(Data records for software interfaces)
++++++++++
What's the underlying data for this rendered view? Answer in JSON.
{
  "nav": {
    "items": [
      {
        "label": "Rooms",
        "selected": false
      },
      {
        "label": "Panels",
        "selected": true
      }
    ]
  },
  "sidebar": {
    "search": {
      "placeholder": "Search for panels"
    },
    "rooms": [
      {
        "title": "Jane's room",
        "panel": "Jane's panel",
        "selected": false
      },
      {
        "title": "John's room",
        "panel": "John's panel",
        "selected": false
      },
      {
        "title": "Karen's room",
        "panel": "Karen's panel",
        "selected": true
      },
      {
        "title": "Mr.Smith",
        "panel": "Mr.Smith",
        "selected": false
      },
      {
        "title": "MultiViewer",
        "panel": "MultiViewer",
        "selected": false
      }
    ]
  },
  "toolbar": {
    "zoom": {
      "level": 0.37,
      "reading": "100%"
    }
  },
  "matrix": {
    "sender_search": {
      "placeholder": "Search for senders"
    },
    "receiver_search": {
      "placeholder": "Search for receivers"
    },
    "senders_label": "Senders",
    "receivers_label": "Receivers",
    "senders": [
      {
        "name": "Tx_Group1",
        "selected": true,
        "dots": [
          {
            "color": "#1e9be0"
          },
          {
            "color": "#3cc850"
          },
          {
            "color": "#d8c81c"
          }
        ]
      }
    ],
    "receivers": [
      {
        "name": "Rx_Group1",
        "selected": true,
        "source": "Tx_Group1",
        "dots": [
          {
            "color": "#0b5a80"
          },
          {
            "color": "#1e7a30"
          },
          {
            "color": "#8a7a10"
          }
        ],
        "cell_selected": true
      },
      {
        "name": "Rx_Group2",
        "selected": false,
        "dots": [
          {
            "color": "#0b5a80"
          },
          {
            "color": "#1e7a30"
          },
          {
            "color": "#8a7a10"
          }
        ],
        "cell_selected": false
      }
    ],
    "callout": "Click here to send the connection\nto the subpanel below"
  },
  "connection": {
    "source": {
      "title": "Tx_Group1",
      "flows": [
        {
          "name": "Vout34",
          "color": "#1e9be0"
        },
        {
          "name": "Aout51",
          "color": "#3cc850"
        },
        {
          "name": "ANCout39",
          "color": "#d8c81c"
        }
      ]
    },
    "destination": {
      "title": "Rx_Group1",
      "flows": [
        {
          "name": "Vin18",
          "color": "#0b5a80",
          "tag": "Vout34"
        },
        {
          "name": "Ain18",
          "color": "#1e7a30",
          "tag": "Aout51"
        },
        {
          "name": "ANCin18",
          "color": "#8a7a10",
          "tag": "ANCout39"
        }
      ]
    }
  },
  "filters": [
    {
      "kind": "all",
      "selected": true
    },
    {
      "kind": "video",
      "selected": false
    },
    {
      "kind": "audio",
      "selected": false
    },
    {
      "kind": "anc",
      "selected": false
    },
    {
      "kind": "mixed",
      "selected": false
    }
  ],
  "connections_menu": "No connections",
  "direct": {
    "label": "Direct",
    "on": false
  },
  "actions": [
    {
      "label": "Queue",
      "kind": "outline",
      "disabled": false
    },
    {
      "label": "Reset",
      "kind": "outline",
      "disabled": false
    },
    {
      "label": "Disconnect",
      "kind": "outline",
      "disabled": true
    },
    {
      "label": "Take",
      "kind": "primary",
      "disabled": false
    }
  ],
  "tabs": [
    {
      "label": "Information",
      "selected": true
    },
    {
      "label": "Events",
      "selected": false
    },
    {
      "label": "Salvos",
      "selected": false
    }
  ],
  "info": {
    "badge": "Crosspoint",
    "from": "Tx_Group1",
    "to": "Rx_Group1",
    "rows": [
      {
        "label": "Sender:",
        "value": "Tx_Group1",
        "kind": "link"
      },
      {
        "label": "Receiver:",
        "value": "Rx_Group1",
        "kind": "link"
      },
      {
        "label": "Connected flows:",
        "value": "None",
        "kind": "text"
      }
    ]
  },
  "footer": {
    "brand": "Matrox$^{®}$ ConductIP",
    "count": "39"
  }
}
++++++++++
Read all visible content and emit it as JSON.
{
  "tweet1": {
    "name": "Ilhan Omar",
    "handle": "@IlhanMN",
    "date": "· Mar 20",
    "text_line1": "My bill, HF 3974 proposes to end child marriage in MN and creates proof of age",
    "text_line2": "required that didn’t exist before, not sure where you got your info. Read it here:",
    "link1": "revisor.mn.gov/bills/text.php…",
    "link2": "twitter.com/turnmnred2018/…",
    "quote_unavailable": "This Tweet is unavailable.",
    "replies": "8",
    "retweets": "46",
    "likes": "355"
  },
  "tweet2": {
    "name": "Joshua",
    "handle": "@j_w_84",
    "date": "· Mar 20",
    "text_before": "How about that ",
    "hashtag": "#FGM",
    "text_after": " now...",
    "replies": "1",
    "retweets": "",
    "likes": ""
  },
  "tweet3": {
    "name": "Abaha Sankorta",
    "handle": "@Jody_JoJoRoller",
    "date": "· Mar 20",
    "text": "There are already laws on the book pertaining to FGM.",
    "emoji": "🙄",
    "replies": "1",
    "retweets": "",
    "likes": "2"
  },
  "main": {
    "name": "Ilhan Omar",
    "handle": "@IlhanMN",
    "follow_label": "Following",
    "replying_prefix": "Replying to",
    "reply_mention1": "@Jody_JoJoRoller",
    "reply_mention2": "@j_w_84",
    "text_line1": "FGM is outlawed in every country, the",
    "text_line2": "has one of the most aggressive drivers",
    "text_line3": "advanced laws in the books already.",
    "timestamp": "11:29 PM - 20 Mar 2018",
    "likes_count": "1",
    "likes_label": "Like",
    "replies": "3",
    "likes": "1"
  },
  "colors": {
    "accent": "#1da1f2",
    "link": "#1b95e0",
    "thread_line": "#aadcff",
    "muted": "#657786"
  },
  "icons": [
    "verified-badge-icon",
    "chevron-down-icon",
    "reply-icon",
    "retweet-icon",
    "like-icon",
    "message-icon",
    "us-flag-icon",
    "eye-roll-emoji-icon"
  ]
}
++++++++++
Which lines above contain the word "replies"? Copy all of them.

    "replies": "8",
    "replies": "1",
    "replies": "1",
    "replies": "3",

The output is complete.